So gradually I am meeting all these small challenges of homeownership, and once met, they are no longer a challenge.

There is always something new to contend with, however, and as long it’s not something dangerous, like the house filling up with gas fumes, I’ll be fine. If something dangerous does happen, well, I’ll do the best I can. Meantime, I am careful. Dryers have been known to start fires, so I never leave the house when the washer or dryer are being used. I am careful about turning off the stove and making sure there is nothing on the surface that can catch fire or melt. Even though it’s electric, it can still cause problems. (I once unthinkingly wiped a drip from the ceramic top, and melted a so-called cotton cloth. Since cotton doesn’t melt, it had obviously been mislabeled.)
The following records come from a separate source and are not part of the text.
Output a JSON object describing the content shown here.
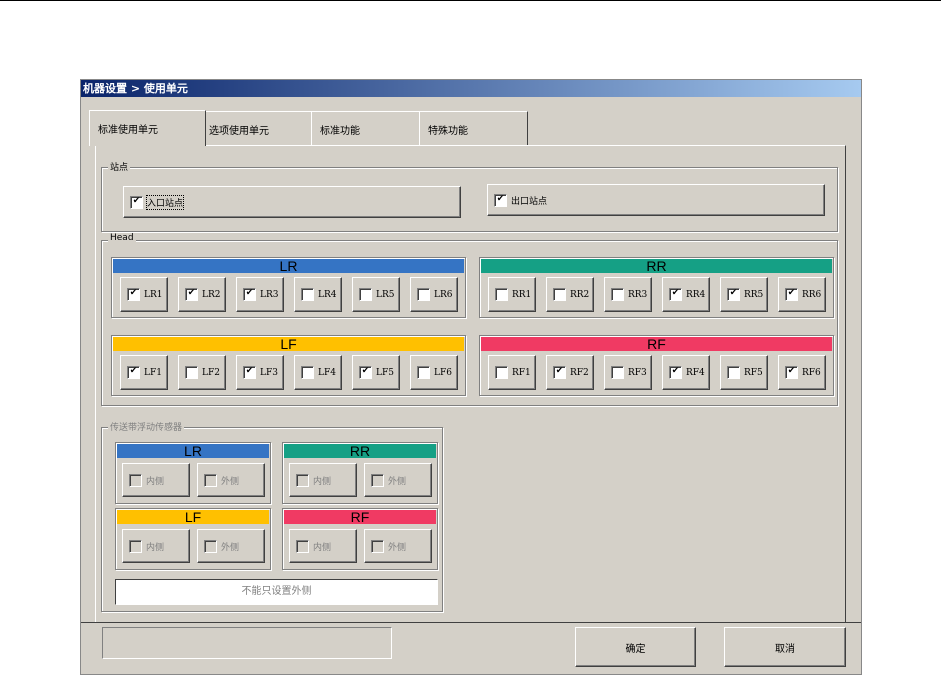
{
  "window": {
    "title": "机器设置 > 使用单元"
  },
  "tabs": [
    {
      "label": "标准使用单元",
      "active": true
    },
    {
      "label": "选项使用单元"
    },
    {
      "label": "标准功能"
    },
    {
      "label": "特殊功能"
    }
  ],
  "stations": {
    "legend": "站点",
    "entry": {
      "label": "入口站点",
      "checked": true
    },
    "exit": {
      "label": "出口站点",
      "checked": true
    }
  },
  "head": {
    "legend": "Head",
    "groups": [
      {
        "name": "LR",
        "color": "#3574c4",
        "items": [
          [
            "LR1",
            true
          ],
          [
            "LR2",
            true
          ],
          [
            "LR3",
            true
          ],
          [
            "LR4",
            false
          ],
          [
            "LR5",
            false
          ],
          [
            "LR6",
            false
          ]
        ]
      },
      {
        "name": "RR",
        "color": "#15a085",
        "items": [
          [
            "RR1",
            false
          ],
          [
            "RR2",
            false
          ],
          [
            "RR3",
            false
          ],
          [
            "RR4",
            true
          ],
          [
            "RR5",
            true
          ],
          [
            "RR6",
            true
          ]
        ]
      },
      {
        "name": "LF",
        "color": "#ffc000",
        "items": [
          [
            "LF1",
            true
          ],
          [
            "LF2",
            false
          ],
          [
            "LF3",
            true
          ],
          [
            "LF4",
            false
          ],
          [
            "LF5",
            true
          ],
          [
            "LF6",
            false
          ]
        ]
      },
      {
        "name": "RF",
        "color": "#f03a63",
        "items": [
          [
            "RF1",
            false
          ],
          [
            "RF2",
            true
          ],
          [
            "RF3",
            false
          ],
          [
            "RF4",
            true
          ],
          [
            "RF5",
            false
          ],
          [
            "RF6",
            true
          ]
        ]
      }
    ]
  },
  "sensor": {
    "legend": "传送带浮动传感器",
    "inner_label": "内侧",
    "outer_label": "外侧",
    "groups": [
      {
        "name": "LR",
        "color": "#3574c4"
      },
      {
        "name": "RR",
        "color": "#15a085"
      },
      {
        "name": "LF",
        "color": "#ffc000"
      },
      {
        "name": "RF",
        "color": "#f03a63"
      }
    ],
    "message": "不能只设置外侧"
  },
  "buttons": {
    "ok": "确定",
    "cancel": "取消"
  },
  "check_glyph": "✔"
}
I figure such good habits will serve me well in my old age when/if I get more forgetful and less vigilant. But that’s not problem for today, and hopefully, not ever. Supposedly, “sufficient unto the day is the evil thereof.” And the challenges of homeownership are certainly sufficient unto each day without having to worry about things that may never happen.

***

Pat Bertram is the author of Grief: The Inside Story – A Guide to Surviving the Loss of a Loved One. “Grief: The Inside Story is perfect and that is not hyperbole! It is exactly what folk who are grieving need to read.” –Leesa Healy, RN, GDAS GDAT, Emotional/Mental Health Therapist & Educator.